>>

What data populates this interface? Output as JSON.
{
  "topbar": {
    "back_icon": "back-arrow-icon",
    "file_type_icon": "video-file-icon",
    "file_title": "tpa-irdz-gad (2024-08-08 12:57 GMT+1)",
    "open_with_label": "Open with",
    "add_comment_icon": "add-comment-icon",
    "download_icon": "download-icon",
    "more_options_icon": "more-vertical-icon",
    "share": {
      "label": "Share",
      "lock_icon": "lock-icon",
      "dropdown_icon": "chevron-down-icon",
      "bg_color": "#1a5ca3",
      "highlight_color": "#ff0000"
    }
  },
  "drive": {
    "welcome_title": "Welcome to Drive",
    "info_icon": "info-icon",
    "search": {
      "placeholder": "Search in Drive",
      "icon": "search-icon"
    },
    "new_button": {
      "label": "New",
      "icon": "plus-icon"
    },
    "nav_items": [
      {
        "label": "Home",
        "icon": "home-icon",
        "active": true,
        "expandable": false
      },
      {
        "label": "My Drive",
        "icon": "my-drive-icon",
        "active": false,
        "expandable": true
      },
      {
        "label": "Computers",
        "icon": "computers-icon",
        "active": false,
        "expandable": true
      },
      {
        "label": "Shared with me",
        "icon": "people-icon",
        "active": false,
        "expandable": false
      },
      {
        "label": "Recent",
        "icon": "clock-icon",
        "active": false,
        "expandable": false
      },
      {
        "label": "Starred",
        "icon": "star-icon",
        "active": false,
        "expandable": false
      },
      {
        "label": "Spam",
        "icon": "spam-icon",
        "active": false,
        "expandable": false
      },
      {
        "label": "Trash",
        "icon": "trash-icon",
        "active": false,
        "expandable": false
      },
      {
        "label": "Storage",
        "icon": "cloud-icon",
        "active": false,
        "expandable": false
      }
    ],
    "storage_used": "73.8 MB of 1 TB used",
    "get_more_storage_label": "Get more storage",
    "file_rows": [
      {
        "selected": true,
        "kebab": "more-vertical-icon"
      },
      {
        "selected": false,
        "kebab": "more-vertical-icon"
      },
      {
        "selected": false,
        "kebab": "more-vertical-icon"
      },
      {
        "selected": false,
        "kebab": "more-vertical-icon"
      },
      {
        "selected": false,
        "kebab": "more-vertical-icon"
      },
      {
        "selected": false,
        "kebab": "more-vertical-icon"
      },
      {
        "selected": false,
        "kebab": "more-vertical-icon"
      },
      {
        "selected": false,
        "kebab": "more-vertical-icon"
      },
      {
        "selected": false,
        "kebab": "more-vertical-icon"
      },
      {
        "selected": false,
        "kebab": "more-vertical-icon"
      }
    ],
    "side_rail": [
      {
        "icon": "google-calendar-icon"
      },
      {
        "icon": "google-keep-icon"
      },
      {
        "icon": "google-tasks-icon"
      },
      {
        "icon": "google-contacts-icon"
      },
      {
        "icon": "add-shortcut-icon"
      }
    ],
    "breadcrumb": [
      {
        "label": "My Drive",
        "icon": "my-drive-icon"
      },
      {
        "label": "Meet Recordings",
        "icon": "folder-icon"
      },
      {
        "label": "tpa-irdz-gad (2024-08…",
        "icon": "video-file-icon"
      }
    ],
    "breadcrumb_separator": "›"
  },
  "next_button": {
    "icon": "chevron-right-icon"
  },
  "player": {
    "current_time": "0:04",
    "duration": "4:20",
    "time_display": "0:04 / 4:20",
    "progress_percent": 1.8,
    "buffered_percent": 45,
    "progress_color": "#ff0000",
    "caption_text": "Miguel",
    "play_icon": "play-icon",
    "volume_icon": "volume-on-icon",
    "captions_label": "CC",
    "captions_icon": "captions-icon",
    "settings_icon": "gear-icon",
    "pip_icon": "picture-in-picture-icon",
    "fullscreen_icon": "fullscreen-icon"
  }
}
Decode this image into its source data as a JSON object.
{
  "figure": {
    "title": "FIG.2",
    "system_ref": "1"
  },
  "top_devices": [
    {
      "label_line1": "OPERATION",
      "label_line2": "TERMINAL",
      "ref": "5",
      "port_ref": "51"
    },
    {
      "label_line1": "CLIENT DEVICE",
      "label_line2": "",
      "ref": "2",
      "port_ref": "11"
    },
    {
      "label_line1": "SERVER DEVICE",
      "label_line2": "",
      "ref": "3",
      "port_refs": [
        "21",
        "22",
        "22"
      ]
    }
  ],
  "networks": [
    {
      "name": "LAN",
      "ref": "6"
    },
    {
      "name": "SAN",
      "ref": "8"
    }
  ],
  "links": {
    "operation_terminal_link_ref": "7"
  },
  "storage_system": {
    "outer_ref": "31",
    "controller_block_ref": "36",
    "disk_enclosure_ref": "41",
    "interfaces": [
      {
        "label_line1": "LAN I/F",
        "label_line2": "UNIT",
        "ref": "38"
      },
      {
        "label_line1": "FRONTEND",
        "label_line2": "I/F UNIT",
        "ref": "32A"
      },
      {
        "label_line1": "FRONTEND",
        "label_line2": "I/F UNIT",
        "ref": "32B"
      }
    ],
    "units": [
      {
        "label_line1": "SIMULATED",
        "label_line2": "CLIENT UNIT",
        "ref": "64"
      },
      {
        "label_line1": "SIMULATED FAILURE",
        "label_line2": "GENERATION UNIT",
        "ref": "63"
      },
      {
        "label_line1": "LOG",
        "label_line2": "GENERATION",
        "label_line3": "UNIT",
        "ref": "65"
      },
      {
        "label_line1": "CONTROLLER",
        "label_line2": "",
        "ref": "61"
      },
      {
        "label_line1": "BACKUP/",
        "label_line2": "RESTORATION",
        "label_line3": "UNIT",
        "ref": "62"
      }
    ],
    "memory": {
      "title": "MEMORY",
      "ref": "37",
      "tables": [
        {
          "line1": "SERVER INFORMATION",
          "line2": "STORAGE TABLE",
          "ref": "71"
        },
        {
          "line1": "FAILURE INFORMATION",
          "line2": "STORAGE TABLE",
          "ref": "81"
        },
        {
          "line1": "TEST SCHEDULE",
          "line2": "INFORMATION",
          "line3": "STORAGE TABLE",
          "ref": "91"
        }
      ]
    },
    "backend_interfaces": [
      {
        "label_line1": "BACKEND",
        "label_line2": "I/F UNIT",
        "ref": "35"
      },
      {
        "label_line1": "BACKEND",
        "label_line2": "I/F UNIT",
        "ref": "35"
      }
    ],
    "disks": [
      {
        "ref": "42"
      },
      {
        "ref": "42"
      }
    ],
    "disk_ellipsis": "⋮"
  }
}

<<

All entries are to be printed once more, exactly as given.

■ **Result for this task**
What data populates this interface? Output as JSON.
{
  "topbar": {
    "back_icon": "back-arrow-icon",
    "file_type_icon": "video-file-icon",
    "file_title": "tpa-irdz-gad (2024-08-08 12:57 GMT+1)",
    "open_with_label": "Open with",
    "add_comment_icon": "add-comment-icon",
    "download_icon": "download-icon",
    "more_options_icon": "more-vertical-icon",
    "share": {
      "label": "Share",
      "lock_icon": "lock-icon",
      "dropdown_icon": "chevron-down-icon",
      "bg_color": "#1a5ca3",
      "highlight_color": "#ff0000"
    }
  },
  "drive": {
    "welcome_title": "Welcome to Drive",
    "info_icon": "info-icon",
    "search": {
      "placeholder": "Search in Drive",
      "icon": "search-icon"
    },
    "new_button": {
      "label": "New",
      "icon": "plus-icon"
    },
    "nav_items": [
      {
        "label": "Home",
        "icon": "home-icon",
        "active": true,
        "expandable": false
      },
      {
        "label": "My Drive",
        "icon": "my-drive-icon",
        "active": false,
        "expandable": true
      },
      {
        "label": "Computers",
        "icon": "computers-icon",
        "active": false,
        "expandable": true
      },
      {
        "label": "Shared with me",
        "icon": "people-icon",
        "active": false,
        "expandable": false
      },
      {
        "label": "Recent",
        "icon": "clock-icon",
        "active": false,
        "expandable": false
      },
      {
        "label": "Starred",
        "icon": "star-icon",
        "active": false,
        "expandable": false
      },
      {
        "label": "Spam",
        "icon": "spam-icon",
        "active": false,
        "expandable": false
      },
      {
        "label": "Trash",
        "icon": "trash-icon",
        "active": false,
        "expandable": false
      },
      {
        "label": "Storage",
        "icon": "cloud-icon",
        "active": false,
        "expandable": false
      }
    ],
    "storage_used": "73.8 MB of 1 TB used",
    "get_more_storage_label": "Get more storage",
    "file_rows": [
      {
        "selected": true,
        "kebab": "more-vertical-icon"
      },
      {
        "selected": false,
        "kebab": "more-vertical-icon"
      },
      {
        "selected": false,
        "kebab": "more-vertical-icon"
      },
      {
        "selected": false,
        "kebab": "more-vertical-icon"
      },
      {
        "selected": false,
        "kebab": "more-vertical-icon"
      },
      {
        "selected": false,
        "kebab": "more-vertical-icon"
      },
      {
        "selected": false,
        "kebab": "more-vertical-icon"
      },
      {
        "selected": false,
        "kebab": "more-vertical-icon"
      },
      {
        "selected": false,
        "kebab": "more-vertical-icon"
      },
      {
        "selected": false,
        "kebab": "more-vertical-icon"
      }
    ],
    "side_rail": [
      {
        "icon": "google-calendar-icon"
      },
      {
        "icon": "google-keep-icon"
      },
      {
        "icon": "google-tasks-icon"
      },
      {
        "icon": "google-contacts-icon"
      },
      {
        "icon": "add-shortcut-icon"
      }
    ],
    "breadcrumb": [
      {
        "label": "My Drive",
        "icon": "my-drive-icon"
      },
      {
        "label": "Meet Recordings",
        "icon": "folder-icon"
      },
      {
        "label": "tpa-irdz-gad (2024-08…",
        "icon": "video-file-icon"
      }
    ],
    "breadcrumb_separator": "›"
  },
  "next_button": {
    "icon": "chevron-right-icon"
  },
  "player": {
    "current_time": "0:04",
    "duration": "4:20",
    "time_display": "0:04 / 4:20",
    "progress_percent": 1.8,
    "buffered_percent": 45,
    "progress_color": "#ff0000",
    "caption_text": "Miguel",
    "play_icon": "play-icon",
    "volume_icon": "volume-on-icon",
    "captions_label": "CC",
    "captions_icon": "captions-icon",
    "settings_icon": "gear-icon",
    "pip_icon": "picture-in-picture-icon",
    "fullscreen_icon": "fullscreen-icon"
  }
}
Decode this image into its source data as a JSON object.
{
  "figure": {
    "title": "FIG.2",
    "system_ref": "1"
  },
  "top_devices": [
    {
      "label_line1": "OPERATION",
      "label_line2": "TERMINAL",
      "ref": "5",
      "port_ref": "51"
    },
    {
      "label_line1": "CLIENT DEVICE",
      "label_line2": "",
      "ref": "2",
      "port_ref": "11"
    },
    {
      "label_line1": "SERVER DEVICE",
      "label_line2": "",
      "ref": "3",
      "port_refs": [
        "21",
        "22",
        "22"
      ]
    }
  ],
  "networks": [
    {
      "name": "LAN",
      "ref": "6"
    },
    {
      "name": "SAN",
      "ref": "8"
    }
  ],
  "links": {
    "operation_terminal_link_ref": "7"
  },
  "storage_system": {
    "outer_ref": "31",
    "controller_block_ref": "36",
    "disk_enclosure_ref": "41",
    "interfaces": [
      {
        "label_line1": "LAN I/F",
        "label_line2": "UNIT",
        "ref": "38"
      },
      {
        "label_line1": "FRONTEND",
        "label_line2": "I/F UNIT",
        "ref": "32A"
      },
      {
        "label_line1": "FRONTEND",
        "label_line2": "I/F UNIT",
        "ref": "32B"
      }
    ],
    "units": [
      {
        "label_line1": "SIMULATED",
        "label_line2": "CLIENT UNIT",
        "ref": "64"
      },
      {
        "label_line1": "SIMULATED FAILURE",
        "label_line2": "GENERATION UNIT",
        "ref": "63"
      },
      {
        "label_line1": "LOG",
        "label_line2": "GENERATION",
        "label_line3": "UNIT",
        "ref": "65"
      },
      {
        "label_line1": "CONTROLLER",
        "label_line2": "",
        "ref": "61"
      },
      {
        "label_line1": "BACKUP/",
        "label_line2": "RESTORATION",
        "label_line3": "UNIT",
        "ref": "62"
      }
    ],
    "memory": {
      "title": "MEMORY",
      "ref": "37",
      "tables": [
        {
          "line1": "SERVER INFORMATION",
          "line2": "STORAGE TABLE",
          "ref": "71"
        },
        {
          "line1": "FAILURE INFORMATION",
          "line2": "STORAGE TABLE",
          "ref": "81"
        },
        {
          "line1": "TEST SCHEDULE",
          "line2": "INFORMATION",
          "line3": "STORAGE TABLE",
          "ref": "91"
        }
      ]
    },
    "backend_interfaces": [
      {
        "label_line1": "BACKEND",
        "label_line2": "I/F UNIT",
        "ref": "35"
      },
      {
        "label_line1": "BACKEND",
        "label_line2": "I/F UNIT",
        "ref": "35"
      }
    ],
    "disks": [
      {
        "ref": "42"
      },
      {
        "ref": "42"
      }
    ],
    "disk_ellipsis": "⋮"
  }
}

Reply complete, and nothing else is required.